The Fannie Mae Economic and Strategic Research (ESR) Group boosted its expectation for full-year 2021 economic growth to 5.5% in its December commentary, up 0.7% from November’s projection.

The group cited “stronger-than-anticipated consumer spending and inventory investment data” as the reason for its revised projection.

Total home sales are now expected to increase 7.1% in 2021 rather than 5.3%. Total mortgage originations are expected to be $4.5 trillion, up from $4.4 trillion.

But it also revised its 2022 expectations, downgrading its 2022 growth forecast from 3.7% to 3.2%. Though recent data appears strong, the group noted it “likely reflects a pull-forward of activity from the first half of 2022 and is unlikely to be sustained.”

Inflation is the primary reason for this pessimistic outlook.  The group projects it to reach approximately 7.0% annualized in the first quarter of 2022 before gradually decelerating to 3.8% over the course of the year.

The group says home sales will drop next year by 1.4%, driven by a continuing stock shortage and affordability constraining buyers. Sales will fall even further in 2023, dropping an additional 3.8%.

Originations in 2022 and 2023 are expected to be $3.4 trillion and $3.1 trillion, respectively.

“While the economy picked up steam late in the year, unfortunately, so did inflation, and the market expects the Fed to recalibrate its monetary policy as a result,” said Doug Duncan, Fannie Mae Senior Vice President and Chief Economist. 

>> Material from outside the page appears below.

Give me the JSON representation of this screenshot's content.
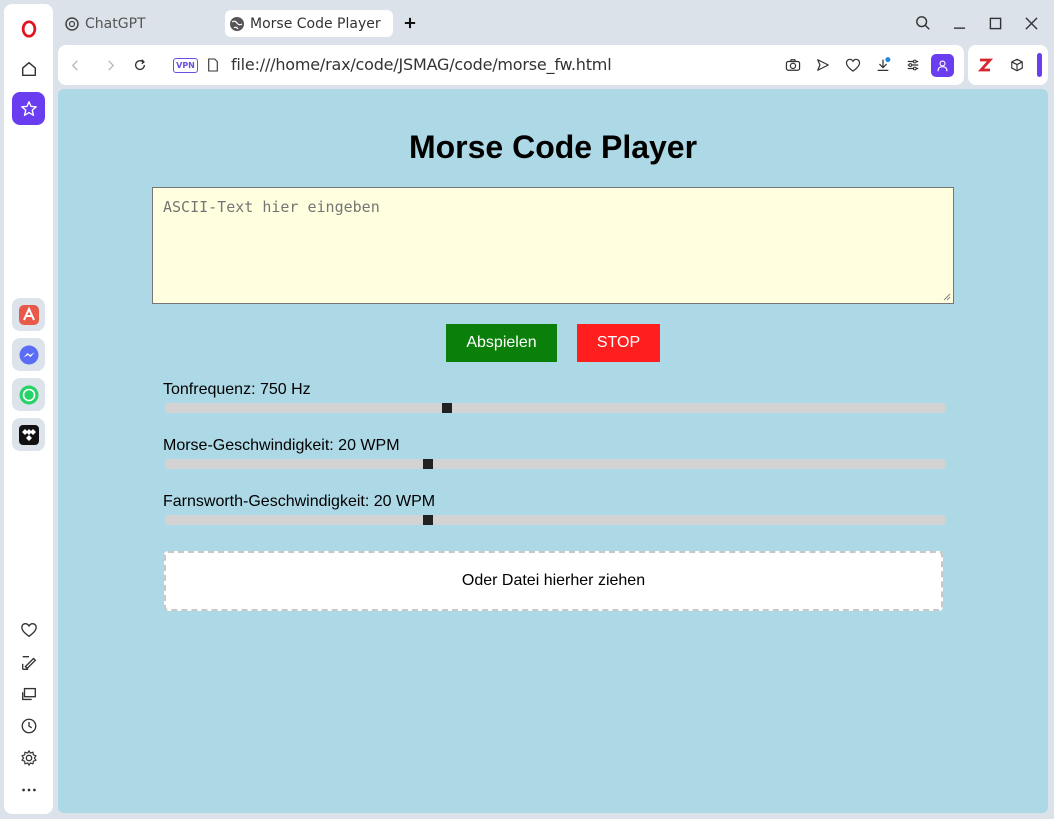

“The public registered its ill-will toward inflation in our most recent National Housing Survey, which found that 70% of consumers believe the economy to be on the wrong track – the most since 2011, when consumer sentiment was weighed down by the aftermath of the Great Recession. The Fed recently acknowledged that inflation is unlikely to be transitory, and it will now attempt to engineer a soft landing, one in which inflation moderates to acceptable levels and economic growth decelerates but doesn’t contract. Whether the Fed is able to thread this historically difficult policy needle is shaping up to be one of the most consequential economic storylines of 2022.”

The Federal Open Market Committee recently announced it will double the pace of tapering its pandemic asset purchase program in response to rising inflation, and signaled it would likely raise interest rates next year. This would be its first rate hike since March 2020.

The Fed maintained that inflation would be a “transitory” problem for much of this year, but chairman Jerome Powell decided to “retire” the word. Inflation is at a 39-year high.

Mortgage Bankers Association Senior Vice President and Chief Economist Mike Fratantoni has said he expects housing inflation to continue. “We’re really pretty confident that [housing costs] are going to keep rising even after some of the things like used car prices and other things that are directly related to supply-chain constraints revert,” he said.

“Those things are going to be transitory once those supply chain issues go away. But I think the shelter price component is going to persist for a long time – like years.”